**Work task:** Counting only the lines below that contain the word "title", what is the total? Give it with no other words.

**Data extract:**
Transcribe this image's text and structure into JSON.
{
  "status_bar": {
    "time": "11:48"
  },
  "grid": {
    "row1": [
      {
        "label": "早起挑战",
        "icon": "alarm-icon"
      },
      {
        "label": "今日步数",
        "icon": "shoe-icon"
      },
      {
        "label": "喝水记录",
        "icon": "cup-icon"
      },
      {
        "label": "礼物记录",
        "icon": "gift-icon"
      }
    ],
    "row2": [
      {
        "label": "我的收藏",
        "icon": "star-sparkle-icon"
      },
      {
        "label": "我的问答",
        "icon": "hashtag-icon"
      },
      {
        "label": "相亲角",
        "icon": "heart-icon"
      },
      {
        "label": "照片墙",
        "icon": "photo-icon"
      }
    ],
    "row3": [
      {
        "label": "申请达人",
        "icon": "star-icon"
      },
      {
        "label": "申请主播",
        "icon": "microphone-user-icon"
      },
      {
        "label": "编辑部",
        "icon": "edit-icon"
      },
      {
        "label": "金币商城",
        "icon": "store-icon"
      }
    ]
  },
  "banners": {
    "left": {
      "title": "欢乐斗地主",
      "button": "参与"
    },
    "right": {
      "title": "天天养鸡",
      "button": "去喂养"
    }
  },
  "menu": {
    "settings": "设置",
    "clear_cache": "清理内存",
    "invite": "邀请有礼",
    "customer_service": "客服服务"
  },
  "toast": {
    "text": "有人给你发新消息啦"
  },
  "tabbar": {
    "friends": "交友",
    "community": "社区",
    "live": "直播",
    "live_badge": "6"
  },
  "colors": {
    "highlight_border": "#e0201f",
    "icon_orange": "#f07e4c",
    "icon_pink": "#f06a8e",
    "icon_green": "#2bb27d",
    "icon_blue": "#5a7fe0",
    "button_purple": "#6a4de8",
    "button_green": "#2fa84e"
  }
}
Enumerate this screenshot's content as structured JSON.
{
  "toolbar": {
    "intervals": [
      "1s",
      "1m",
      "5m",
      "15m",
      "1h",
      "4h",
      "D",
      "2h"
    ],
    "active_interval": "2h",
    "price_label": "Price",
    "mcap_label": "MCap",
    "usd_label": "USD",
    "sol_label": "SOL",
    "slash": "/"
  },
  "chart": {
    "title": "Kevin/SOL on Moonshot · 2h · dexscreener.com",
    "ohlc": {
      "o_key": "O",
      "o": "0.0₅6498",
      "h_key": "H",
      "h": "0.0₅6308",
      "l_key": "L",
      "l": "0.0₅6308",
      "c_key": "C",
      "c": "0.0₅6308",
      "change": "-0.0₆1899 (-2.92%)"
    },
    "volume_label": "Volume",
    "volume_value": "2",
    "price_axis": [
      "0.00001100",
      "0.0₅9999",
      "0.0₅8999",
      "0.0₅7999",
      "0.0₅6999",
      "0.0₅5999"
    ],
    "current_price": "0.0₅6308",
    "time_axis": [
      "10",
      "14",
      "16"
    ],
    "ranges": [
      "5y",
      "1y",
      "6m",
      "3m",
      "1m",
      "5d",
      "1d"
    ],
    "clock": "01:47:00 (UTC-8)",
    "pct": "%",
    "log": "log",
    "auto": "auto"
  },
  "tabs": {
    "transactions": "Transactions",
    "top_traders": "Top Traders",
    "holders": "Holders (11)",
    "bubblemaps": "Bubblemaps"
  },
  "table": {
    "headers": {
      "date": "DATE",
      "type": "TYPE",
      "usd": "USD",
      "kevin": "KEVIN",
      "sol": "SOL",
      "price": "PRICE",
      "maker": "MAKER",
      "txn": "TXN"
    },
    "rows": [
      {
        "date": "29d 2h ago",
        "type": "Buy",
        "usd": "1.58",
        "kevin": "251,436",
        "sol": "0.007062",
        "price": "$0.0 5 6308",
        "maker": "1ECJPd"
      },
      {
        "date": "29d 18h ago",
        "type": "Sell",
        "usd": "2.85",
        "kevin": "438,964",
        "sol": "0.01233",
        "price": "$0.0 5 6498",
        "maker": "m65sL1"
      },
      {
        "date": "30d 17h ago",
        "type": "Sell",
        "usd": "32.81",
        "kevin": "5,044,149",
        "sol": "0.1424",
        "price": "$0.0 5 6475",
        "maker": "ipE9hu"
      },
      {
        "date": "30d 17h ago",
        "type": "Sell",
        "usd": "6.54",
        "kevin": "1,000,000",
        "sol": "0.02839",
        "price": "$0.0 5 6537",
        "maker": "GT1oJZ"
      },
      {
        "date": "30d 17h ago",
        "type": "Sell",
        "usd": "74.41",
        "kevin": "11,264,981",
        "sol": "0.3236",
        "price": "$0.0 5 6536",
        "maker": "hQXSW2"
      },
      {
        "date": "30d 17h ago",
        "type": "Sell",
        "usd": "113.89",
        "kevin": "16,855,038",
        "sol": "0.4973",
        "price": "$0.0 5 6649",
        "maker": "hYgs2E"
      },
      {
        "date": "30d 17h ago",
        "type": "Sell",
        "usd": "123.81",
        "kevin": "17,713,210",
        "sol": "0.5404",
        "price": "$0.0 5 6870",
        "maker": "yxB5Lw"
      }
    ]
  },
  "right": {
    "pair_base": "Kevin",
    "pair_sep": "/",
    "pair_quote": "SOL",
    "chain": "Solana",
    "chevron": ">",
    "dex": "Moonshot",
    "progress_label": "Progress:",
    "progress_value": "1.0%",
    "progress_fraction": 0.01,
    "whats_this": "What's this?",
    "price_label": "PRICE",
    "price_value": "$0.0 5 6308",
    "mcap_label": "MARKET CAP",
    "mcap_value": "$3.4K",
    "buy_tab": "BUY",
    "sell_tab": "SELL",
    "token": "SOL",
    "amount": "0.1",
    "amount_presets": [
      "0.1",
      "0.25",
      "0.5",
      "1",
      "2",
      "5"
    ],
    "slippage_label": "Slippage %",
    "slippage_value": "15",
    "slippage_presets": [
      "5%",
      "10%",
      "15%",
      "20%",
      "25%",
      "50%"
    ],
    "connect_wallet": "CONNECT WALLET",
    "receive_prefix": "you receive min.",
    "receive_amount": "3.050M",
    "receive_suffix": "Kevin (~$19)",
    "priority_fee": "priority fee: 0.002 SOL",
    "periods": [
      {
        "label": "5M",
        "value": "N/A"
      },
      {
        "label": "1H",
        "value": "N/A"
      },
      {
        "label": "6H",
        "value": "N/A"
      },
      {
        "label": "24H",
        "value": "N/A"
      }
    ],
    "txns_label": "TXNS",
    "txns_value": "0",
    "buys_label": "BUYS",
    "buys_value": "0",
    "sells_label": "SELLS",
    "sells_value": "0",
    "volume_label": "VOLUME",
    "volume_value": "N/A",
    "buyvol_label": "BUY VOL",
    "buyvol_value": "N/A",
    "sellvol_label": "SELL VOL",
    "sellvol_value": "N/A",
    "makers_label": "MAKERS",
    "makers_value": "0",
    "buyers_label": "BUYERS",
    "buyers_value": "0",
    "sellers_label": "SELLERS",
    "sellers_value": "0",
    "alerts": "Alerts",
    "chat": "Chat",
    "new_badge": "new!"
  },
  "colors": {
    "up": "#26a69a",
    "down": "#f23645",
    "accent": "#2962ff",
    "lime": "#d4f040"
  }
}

**Answer area:** 3